- [REQUIRED WORK]: Return all lines from the entries below in which the word "will" is present.

::::

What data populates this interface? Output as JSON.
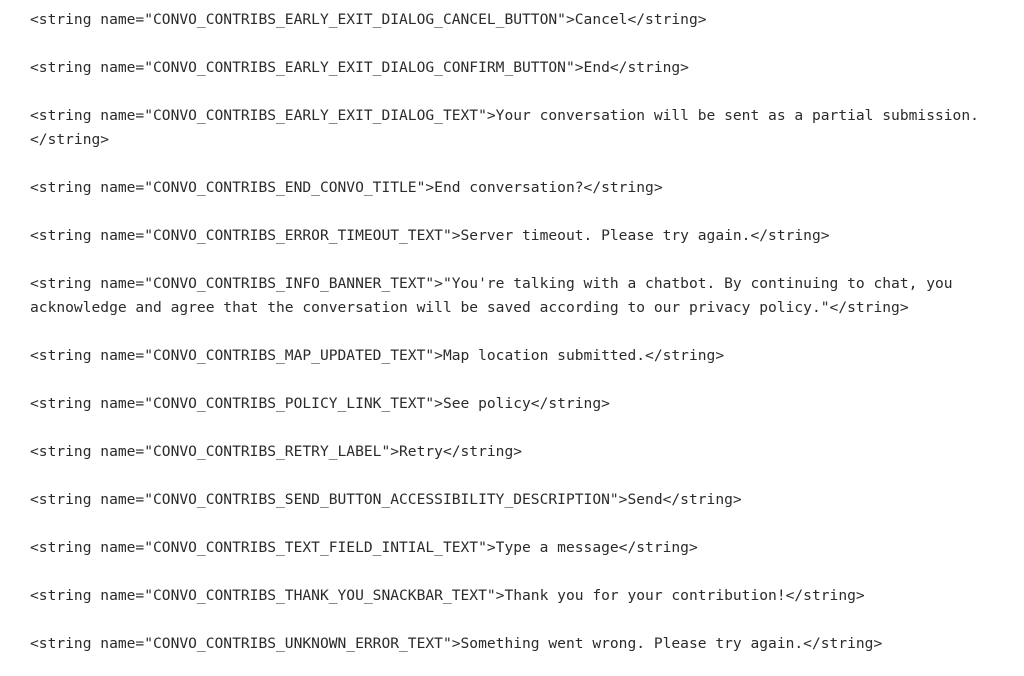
{
  "document": {
    "type": "android-string-resources",
    "background_color": "#ffffff",
    "text_color": "#2b2b2b",
    "tag_open_prefix": "<string name=\"",
    "tag_open_suffix": "\">",
    "tag_close": "</string>",
    "entries": [
      {
        "name": "CONVO_CONTRIBS_EARLY_EXIT_DIALOG_CANCEL_BUTTON",
        "value": "Cancel",
        "line": "<string name=\"CONVO_CONTRIBS_EARLY_EXIT_DIALOG_CANCEL_BUTTON\">Cancel</string>"
      },
      {
        "name": "CONVO_CONTRIBS_EARLY_EXIT_DIALOG_CONFIRM_BUTTON",
        "value": "End",
        "line": "<string name=\"CONVO_CONTRIBS_EARLY_EXIT_DIALOG_CONFIRM_BUTTON\">End</string>"
      },
      {
        "name": "CONVO_CONTRIBS_EARLY_EXIT_DIALOG_TEXT",
        "value": "Your conversation will be sent as a partial submission.",
        "line": "<string name=\"CONVO_CONTRIBS_EARLY_EXIT_DIALOG_TEXT\">Your conversation will be sent as a partial submission.</string>"
      },
      {
        "name": "CONVO_CONTRIBS_END_CONVO_TITLE",
        "value": "End conversation?",
        "line": "<string name=\"CONVO_CONTRIBS_END_CONVO_TITLE\">End conversation?</string>"
      },
      {
        "name": "CONVO_CONTRIBS_ERROR_TIMEOUT_TEXT",
        "value": "Server timeout. Please try again.",
        "line": "<string name=\"CONVO_CONTRIBS_ERROR_TIMEOUT_TEXT\">Server timeout. Please try again.</string>"
      },
      {
        "name": "CONVO_CONTRIBS_INFO_BANNER_TEXT",
        "value": "\"You're talking with a chatbot. By continuing to chat, you acknowledge and agree that the conversation will be saved according to our privacy policy.\"",
        "line": "<string name=\"CONVO_CONTRIBS_INFO_BANNER_TEXT\">\"You're talking with a chatbot. By continuing to chat, you acknowledge and agree that the conversation will be saved according to our privacy policy.\"</string>"
      },
      {
        "name": "CONVO_CONTRIBS_MAP_UPDATED_TEXT",
        "value": "Map location submitted.",
        "line": "<string name=\"CONVO_CONTRIBS_MAP_UPDATED_TEXT\">Map location submitted.</string>"
      },
      {
        "name": "CONVO_CONTRIBS_POLICY_LINK_TEXT",
        "value": "See policy",
        "line": "<string name=\"CONVO_CONTRIBS_POLICY_LINK_TEXT\">See policy</string>"
      },
      {
        "name": "CONVO_CONTRIBS_RETRY_LABEL",
        "value": "Retry",
        "line": "<string name=\"CONVO_CONTRIBS_RETRY_LABEL\">Retry</string>"
      },
      {
        "name": "CONVO_CONTRIBS_SEND_BUTTON_ACCESSIBILITY_DESCRIPTION",
        "value": "Send",
        "line": "<string name=\"CONVO_CONTRIBS_SEND_BUTTON_ACCESSIBILITY_DESCRIPTION\">Send</string>"
      },
      {
        "name": "CONVO_CONTRIBS_TEXT_FIELD_INTIAL_TEXT",
        "value": "Type a message",
        "line": "<string name=\"CONVO_CONTRIBS_TEXT_FIELD_INTIAL_TEXT\">Type a message</string>"
      },
      {
        "name": "CONVO_CONTRIBS_THANK_YOU_SNACKBAR_TEXT",
        "value": "Thank you for your contribution!",
        "line": "<string name=\"CONVO_CONTRIBS_THANK_YOU_SNACKBAR_TEXT\">Thank you for your contribution!</string>"
      },
      {
        "name": "CONVO_CONTRIBS_UNKNOWN_ERROR_TEXT",
        "value": "Something went wrong. Please try again.",
        "line": "<string name=\"CONVO_CONTRIBS_UNKNOWN_ERROR_TEXT\">Something went wrong. Please try again.</string>"
      }
    ]
  }
}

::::

- [THE ANSWER]:
        "value": "Your conversation will be sent as a partial submission.",
        "line": "<string name=\"CONVO_CONTRIBS_EARLY_EXIT_DIALOG_TEXT\">Your conversation will be sent as a partial submission.</string>"
        "value": "\"You're talking with a chatbot. By continuing to chat, you acknowledge and agree that the conversation will be saved according to our privacy policy.\"",
        "line": "<string name=\"CONVO_CONTRIBS_INFO_BANNER_TEXT\">\"You're talking with a chatbot. By continuing to chat, you acknowledge and agree that the conversation will be saved according to our privacy policy.\"</string>"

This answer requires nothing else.